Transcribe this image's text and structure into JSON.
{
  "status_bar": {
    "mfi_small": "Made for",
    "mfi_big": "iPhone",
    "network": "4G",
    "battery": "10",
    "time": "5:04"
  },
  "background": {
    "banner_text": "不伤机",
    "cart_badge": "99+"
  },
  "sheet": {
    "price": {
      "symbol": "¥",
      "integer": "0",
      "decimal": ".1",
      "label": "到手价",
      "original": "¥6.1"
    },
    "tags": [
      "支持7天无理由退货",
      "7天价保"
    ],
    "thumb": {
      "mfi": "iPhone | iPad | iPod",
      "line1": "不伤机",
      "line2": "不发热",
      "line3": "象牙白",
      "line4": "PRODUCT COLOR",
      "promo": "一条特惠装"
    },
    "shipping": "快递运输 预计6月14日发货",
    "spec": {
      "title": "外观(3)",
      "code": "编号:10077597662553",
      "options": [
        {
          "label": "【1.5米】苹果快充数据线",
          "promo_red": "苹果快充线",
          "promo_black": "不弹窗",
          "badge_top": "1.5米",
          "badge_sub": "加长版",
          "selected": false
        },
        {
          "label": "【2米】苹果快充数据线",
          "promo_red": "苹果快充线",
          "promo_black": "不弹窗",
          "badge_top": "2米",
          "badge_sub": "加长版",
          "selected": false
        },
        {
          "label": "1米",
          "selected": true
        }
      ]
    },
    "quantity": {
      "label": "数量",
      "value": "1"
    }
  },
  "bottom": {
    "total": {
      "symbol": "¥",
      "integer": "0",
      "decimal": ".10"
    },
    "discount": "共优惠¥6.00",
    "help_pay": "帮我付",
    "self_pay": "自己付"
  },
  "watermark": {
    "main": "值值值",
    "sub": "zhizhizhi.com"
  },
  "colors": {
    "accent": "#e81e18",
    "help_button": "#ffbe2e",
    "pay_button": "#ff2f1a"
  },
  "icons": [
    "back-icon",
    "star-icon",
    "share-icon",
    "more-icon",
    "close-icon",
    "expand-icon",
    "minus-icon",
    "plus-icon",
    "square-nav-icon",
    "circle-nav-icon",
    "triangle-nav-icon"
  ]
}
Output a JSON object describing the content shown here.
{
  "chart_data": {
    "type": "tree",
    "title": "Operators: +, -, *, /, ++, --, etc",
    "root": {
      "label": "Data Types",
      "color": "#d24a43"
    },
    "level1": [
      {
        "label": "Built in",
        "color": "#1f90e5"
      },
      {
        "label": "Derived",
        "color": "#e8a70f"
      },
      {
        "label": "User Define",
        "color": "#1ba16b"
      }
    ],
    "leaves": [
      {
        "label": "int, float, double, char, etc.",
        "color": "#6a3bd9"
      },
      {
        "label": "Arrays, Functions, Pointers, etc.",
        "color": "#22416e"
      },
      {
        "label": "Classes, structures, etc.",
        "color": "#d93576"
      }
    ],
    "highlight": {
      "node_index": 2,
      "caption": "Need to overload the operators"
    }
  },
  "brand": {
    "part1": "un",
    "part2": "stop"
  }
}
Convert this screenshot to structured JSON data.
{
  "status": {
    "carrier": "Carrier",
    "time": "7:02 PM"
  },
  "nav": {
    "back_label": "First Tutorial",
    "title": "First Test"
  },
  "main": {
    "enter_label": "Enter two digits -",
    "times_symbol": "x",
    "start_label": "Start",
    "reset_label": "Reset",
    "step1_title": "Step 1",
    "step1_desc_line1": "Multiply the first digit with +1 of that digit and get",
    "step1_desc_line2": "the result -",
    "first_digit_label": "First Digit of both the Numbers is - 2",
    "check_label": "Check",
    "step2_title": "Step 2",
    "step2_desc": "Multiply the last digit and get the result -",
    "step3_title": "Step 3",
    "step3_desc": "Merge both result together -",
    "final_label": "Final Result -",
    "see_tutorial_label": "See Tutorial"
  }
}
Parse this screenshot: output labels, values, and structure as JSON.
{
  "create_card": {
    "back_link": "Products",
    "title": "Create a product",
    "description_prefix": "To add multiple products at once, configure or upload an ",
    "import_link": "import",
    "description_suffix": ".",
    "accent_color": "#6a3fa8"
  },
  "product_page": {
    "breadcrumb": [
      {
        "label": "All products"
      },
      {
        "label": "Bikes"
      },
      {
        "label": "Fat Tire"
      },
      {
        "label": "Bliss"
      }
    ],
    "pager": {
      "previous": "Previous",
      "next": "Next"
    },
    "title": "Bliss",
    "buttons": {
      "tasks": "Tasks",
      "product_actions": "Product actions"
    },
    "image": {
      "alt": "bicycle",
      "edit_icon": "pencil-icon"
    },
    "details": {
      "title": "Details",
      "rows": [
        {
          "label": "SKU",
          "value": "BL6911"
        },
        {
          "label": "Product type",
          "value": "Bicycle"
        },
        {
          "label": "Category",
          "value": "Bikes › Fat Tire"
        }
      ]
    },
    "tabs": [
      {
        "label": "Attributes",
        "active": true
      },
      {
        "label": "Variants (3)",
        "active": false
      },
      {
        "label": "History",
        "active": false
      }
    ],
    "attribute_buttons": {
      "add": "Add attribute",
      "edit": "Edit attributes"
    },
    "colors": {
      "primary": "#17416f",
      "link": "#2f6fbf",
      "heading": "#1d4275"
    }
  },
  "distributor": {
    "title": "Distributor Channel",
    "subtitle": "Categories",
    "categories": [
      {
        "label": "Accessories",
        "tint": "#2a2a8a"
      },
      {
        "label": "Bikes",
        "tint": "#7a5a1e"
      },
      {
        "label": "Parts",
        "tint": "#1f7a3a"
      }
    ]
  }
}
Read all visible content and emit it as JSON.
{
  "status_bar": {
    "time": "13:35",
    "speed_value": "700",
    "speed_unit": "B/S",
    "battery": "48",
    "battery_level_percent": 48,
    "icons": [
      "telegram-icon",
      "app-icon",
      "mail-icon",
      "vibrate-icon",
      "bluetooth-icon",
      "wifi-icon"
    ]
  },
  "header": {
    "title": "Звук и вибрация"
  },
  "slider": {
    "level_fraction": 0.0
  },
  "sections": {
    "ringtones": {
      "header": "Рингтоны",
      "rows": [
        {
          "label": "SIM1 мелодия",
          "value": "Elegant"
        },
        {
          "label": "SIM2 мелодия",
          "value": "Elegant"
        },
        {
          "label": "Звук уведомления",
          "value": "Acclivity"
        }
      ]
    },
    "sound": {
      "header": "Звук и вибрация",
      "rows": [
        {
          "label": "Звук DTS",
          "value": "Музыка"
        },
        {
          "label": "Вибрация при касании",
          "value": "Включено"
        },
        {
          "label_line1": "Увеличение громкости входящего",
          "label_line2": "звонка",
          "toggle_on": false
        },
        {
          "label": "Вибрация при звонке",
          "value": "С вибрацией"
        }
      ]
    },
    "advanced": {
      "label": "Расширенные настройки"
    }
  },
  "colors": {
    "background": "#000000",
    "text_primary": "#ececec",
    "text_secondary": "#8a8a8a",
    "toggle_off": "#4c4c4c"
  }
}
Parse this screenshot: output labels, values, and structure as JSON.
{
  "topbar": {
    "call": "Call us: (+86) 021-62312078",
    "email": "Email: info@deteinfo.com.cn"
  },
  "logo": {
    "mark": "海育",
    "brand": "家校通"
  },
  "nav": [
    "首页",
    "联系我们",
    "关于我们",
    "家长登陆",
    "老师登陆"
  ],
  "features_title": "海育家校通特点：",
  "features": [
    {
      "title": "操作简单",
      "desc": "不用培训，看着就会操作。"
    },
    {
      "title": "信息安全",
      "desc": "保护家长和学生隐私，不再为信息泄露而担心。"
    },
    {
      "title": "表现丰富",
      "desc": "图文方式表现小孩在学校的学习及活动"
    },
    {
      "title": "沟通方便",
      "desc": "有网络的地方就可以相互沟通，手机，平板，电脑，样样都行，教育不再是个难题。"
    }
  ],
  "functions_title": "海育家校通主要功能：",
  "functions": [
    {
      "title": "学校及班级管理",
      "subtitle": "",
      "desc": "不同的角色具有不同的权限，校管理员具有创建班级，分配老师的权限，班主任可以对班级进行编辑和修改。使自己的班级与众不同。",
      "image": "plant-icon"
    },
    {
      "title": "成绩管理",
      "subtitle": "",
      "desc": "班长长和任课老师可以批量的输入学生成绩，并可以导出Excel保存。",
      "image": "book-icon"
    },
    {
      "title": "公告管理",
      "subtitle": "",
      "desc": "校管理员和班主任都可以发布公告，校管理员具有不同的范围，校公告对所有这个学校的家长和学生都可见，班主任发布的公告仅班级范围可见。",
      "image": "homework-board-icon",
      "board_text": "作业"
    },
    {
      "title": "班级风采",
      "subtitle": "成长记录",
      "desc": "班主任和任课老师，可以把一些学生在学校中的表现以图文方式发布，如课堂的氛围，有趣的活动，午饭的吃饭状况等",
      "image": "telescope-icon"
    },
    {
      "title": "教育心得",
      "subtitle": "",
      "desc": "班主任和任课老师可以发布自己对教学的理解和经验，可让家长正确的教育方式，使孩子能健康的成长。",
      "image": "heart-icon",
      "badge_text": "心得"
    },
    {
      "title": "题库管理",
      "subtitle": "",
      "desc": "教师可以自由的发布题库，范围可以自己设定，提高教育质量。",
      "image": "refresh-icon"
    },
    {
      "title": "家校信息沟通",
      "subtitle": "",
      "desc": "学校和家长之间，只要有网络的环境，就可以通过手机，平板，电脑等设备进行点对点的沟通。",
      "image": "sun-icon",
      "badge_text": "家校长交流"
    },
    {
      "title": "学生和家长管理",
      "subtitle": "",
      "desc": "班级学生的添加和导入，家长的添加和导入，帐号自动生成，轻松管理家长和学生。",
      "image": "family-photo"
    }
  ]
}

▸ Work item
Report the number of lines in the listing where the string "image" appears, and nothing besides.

▸ Answer for this exercise
10